philosophy expounded in *Principia Mathematica*, a monumental
work constructed by Russell and Whitehead.]

=========================
**Intuitionism** (sometimes called
**Constructivism**):

Building on the philosophies of **Immanuel Kant **(1724-1804),
Dutch mathematician **Luitzen Brouwer** (1881-1966) emerged as the
leader of this school of thought, which differs considerably from
those previously discussed. Intuitionists claim that mathematics
originates and thrives within the mind. Human minds intuitively
possess the forms of space and time. The natural numbers are given
intuitively, and they represent the fundamental datum of mathematics
from which springs all meaningful mathematics. Mathematical laws are
not discovered by studying nature; rather, they are found in the
recesses of the human mind.

[PROBLEMS WITH THIS VIEW: The intuitionist view doesn't give any
insight as to why mathematics works. We don't know how intuitive
knowledge is held in the brain. Mental representations of concepts
such as love, hate, etc. differ considerably from human to human. Is
it realistic to assume humans share the same intuitive view of
mathematics? Why do we teach mathematics if it is all intuitive?]

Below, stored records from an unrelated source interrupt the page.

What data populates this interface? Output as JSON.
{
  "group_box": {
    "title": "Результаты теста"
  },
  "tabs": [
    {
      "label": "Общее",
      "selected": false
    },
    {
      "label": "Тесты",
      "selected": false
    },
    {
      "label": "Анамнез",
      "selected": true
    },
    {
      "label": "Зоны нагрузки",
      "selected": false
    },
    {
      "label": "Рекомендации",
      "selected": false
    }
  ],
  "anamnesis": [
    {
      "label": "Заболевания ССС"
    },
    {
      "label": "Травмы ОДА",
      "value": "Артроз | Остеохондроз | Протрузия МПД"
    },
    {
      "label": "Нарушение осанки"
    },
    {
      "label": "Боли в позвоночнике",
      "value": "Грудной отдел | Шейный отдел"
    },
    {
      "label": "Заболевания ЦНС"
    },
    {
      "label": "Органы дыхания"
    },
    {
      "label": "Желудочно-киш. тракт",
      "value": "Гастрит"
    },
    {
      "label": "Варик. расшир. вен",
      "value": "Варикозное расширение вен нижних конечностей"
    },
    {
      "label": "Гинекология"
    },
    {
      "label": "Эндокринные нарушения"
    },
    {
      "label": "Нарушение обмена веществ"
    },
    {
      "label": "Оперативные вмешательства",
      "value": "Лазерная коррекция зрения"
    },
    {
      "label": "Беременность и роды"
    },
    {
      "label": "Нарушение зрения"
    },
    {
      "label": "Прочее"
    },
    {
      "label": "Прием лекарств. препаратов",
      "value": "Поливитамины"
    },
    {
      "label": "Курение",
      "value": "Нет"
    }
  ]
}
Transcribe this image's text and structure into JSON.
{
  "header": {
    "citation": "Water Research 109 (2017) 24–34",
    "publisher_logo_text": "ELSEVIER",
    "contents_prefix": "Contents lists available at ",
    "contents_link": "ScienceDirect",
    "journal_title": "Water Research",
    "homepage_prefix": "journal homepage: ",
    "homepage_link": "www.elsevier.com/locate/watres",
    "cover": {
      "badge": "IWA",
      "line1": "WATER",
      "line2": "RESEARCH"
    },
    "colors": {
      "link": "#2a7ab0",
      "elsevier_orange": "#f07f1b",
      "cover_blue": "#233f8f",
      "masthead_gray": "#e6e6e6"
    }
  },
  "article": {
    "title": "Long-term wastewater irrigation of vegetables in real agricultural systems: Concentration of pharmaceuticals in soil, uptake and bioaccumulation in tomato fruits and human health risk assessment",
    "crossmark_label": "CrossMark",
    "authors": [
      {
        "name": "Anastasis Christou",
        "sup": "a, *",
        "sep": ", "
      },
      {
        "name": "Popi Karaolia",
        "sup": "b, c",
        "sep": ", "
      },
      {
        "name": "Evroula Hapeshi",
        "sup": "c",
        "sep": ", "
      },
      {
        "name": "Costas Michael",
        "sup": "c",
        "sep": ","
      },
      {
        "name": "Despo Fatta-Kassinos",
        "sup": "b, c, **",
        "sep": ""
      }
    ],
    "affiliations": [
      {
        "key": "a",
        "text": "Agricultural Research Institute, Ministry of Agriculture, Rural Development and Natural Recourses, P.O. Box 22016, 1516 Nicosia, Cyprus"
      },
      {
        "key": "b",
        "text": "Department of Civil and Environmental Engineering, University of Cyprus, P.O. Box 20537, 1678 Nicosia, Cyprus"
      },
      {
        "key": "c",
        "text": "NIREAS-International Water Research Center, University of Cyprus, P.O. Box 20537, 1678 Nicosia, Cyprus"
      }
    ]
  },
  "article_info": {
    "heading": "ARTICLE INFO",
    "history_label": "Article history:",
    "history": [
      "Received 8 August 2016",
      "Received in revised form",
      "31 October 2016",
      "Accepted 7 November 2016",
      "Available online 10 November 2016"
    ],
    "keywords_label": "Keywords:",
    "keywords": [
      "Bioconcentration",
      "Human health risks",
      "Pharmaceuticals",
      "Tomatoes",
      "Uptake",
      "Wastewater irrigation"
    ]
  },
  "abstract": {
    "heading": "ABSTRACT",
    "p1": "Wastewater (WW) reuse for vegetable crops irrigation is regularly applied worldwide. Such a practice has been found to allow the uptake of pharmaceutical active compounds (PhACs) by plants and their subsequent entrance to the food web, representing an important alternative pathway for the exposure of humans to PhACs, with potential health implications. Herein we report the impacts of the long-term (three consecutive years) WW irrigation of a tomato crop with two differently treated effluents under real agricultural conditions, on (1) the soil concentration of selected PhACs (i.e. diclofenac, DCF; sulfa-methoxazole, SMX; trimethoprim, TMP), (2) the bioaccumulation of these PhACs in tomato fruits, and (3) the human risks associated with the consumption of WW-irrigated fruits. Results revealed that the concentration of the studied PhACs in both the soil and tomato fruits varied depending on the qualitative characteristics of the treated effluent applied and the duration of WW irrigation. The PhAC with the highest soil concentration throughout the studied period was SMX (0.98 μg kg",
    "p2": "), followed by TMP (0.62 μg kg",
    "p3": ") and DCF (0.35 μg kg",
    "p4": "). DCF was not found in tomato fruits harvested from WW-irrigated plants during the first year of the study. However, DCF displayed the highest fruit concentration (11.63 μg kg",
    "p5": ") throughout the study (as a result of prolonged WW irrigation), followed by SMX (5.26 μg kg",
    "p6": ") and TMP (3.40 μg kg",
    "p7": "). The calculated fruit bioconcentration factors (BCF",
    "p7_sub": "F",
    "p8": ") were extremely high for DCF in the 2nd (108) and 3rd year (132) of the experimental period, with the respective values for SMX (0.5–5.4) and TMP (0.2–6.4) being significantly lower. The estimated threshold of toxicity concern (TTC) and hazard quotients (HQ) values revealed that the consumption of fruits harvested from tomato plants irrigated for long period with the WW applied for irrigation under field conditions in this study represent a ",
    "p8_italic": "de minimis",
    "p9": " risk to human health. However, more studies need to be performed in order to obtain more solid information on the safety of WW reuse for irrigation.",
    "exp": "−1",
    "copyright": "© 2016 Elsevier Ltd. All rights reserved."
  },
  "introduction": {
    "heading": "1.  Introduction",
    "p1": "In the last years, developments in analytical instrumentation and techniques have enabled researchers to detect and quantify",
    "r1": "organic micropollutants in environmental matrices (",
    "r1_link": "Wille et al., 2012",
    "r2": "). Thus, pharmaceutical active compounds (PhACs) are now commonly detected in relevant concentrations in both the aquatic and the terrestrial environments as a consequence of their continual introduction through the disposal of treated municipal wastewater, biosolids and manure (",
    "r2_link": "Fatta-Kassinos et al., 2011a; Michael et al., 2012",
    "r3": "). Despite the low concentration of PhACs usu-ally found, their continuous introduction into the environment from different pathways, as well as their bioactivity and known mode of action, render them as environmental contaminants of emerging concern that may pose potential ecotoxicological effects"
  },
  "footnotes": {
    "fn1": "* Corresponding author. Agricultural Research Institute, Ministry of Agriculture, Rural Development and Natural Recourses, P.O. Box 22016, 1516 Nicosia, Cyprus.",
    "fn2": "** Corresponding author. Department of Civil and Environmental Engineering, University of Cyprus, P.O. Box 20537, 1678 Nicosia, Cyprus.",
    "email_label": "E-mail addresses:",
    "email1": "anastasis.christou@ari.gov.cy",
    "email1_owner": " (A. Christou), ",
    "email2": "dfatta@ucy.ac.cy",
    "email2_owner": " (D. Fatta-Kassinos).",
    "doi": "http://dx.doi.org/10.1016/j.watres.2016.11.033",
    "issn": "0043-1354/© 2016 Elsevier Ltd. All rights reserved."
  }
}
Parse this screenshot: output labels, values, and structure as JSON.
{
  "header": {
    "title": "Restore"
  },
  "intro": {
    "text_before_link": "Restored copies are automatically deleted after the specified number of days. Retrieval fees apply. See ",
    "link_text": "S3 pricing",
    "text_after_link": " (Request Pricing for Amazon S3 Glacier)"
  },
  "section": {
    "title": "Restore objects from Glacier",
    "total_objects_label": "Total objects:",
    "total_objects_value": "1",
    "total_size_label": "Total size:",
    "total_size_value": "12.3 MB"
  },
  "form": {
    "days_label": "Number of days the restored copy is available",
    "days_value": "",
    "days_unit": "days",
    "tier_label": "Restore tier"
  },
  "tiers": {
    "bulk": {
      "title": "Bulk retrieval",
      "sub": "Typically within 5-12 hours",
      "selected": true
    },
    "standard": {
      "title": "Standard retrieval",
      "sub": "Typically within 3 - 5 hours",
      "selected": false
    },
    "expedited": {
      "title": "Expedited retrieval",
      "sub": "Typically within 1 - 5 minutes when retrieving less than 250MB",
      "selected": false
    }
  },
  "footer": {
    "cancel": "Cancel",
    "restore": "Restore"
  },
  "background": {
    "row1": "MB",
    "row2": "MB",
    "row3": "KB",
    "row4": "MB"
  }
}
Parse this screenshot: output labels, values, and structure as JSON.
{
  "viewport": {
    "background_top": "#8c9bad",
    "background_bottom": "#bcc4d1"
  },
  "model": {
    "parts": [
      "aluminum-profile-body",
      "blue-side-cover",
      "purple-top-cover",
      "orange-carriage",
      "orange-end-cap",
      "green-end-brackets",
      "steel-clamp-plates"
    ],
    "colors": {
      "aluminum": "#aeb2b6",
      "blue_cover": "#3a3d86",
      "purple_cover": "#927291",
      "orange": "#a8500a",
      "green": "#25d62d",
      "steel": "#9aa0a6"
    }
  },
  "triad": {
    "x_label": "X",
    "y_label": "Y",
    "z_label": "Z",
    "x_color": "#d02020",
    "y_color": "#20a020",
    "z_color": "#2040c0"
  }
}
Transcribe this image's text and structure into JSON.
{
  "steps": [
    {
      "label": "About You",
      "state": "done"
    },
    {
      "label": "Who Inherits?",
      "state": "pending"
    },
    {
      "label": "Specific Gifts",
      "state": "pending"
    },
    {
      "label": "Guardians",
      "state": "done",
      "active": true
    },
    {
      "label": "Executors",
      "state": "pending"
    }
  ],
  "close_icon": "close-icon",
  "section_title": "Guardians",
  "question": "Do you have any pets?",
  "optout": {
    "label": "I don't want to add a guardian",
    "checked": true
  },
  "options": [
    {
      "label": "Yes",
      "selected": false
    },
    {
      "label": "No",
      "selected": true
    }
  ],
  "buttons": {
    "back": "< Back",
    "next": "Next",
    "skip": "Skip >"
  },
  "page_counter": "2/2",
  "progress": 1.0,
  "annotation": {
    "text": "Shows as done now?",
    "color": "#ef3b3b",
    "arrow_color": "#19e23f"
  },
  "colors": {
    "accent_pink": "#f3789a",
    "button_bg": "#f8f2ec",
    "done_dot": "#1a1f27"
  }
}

=========================
In conclusion, despite the fact that I have taught mathematics for
many years, I really cannot explain what it is, where it comes from,
why it works, or how we can make such amazing use of things that
could be classified as fictional
Mathematics is, to a great extent,
a mystery. As a thinker, I can only say that my personal philosophy
of mathematics takes bits and pieces from each of the historical
schools of mathematical thought. As previously mentioned, I see
mathematics as a language. As we become more and more proficient with
this language, we will better understand the universe that we
inhabit. I believe the Creator (and you may define Creator however
you wish) put mathematics out there for us to discover, but I don't
believe humans will ever discover all of the mathematics that exists.
The mystery of our existence in a mathematically designed universe is
what makes living interesting and exciting.